Sid Grauman (born this day in 1879) is most famous of course for his eponymous “Chinese Theatre”, site of fabulous Hollywood openings with sweeping floodlights, red carpets, and stars placing their handprints in wet cement.
Lesser known is the fact that he was a second generation impresario; his father D.J. had produced minstrel shows** in San Francisco years earlier. Sid started out in vaudeville as an acrobat. According to the book Vaudeville Old & New, for a time he was partnered with Joel Whitehurst: the pair would roller skate upside down suspended from a giant magnet. Grauman opened his first house the Million Dollar Theatre in 1918. There followed the Egyptian (1922) and the Chinese (1927). And back in those days of course, vaudeville acts were still a part of the presentation. Grauman passed away in 1950.

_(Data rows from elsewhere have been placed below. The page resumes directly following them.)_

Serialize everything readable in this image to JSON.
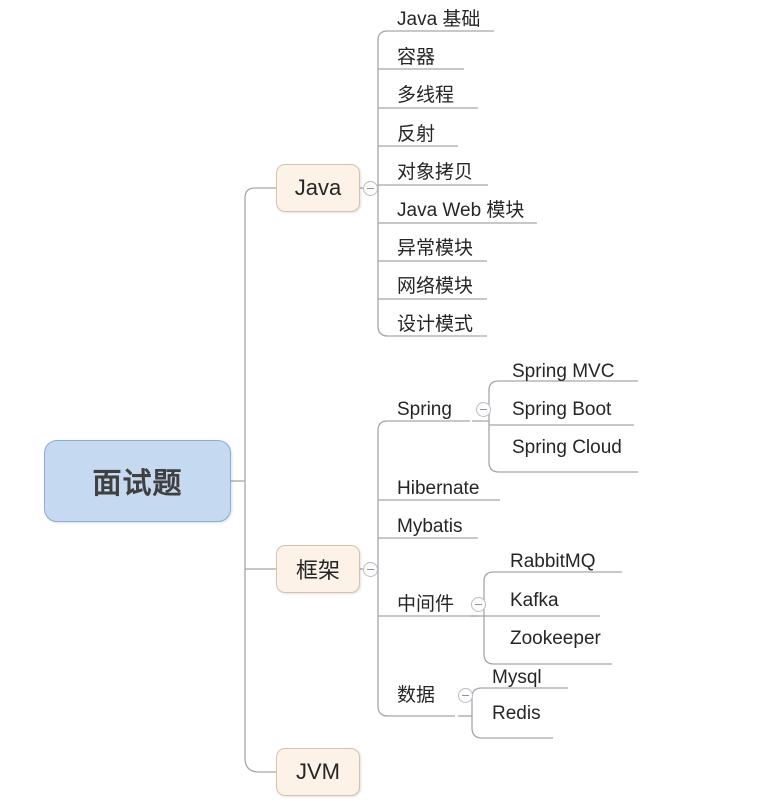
{
  "diagram": {
    "type": "mind-map",
    "title": "面试题",
    "colors": {
      "root_fill": "#c5d9f1",
      "root_border": "#8faadc",
      "branch_fill": "#fcf2e8",
      "branch_border": "#d6c3ae",
      "text": "#262626",
      "connector": "#a6a6a6",
      "toggle_border": "#b8bcc4",
      "background": "#ffffff"
    },
    "root": {
      "label": "面试题"
    },
    "branches": [
      {
        "label": "Java",
        "collapsible": true,
        "children": [
          {
            "label": "Java 基础"
          },
          {
            "label": "容器"
          },
          {
            "label": "多线程"
          },
          {
            "label": "反射"
          },
          {
            "label": "对象拷贝"
          },
          {
            "label": "Java Web 模块"
          },
          {
            "label": "异常模块"
          },
          {
            "label": "网络模块"
          },
          {
            "label": "设计模式"
          }
        ]
      },
      {
        "label": "框架",
        "collapsible": true,
        "children": [
          {
            "label": "Spring",
            "collapsible": true,
            "children": [
              {
                "label": "Spring MVC"
              },
              {
                "label": "Spring Boot"
              },
              {
                "label": "Spring Cloud"
              }
            ]
          },
          {
            "label": "Hibernate"
          },
          {
            "label": "Mybatis"
          },
          {
            "label": "中间件",
            "collapsible": true,
            "children": [
              {
                "label": "RabbitMQ"
              },
              {
                "label": "Kafka"
              },
              {
                "label": "Zookeeper"
              }
            ]
          },
          {
            "label": "数据",
            "collapsible": true,
            "children": [
              {
                "label": "Mysql"
              },
              {
                "label": "Redis"
              }
            ]
          }
        ]
      },
      {
        "label": "JVM",
        "collapsible": false,
        "children": []
      }
    ]
  }
}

To find out more about the history of vaudeville, please consult my critically acclaimed book No Applause, Just Throw Money: The Book That Made Vaudeville Famous, available at Amazon, Barnes and Noble, and many other fine establishments.
**Obligatory Disclaimer: It is the official position of this blog that Caucasians-in-Blackface is NEVER okay. It was bad then, and it’s bad now. We occasionally show images depicting the practice, or refer to it in our writing, because it is necessary to tell the story of American show business, which like the history of humanity, is a mix of good and bad.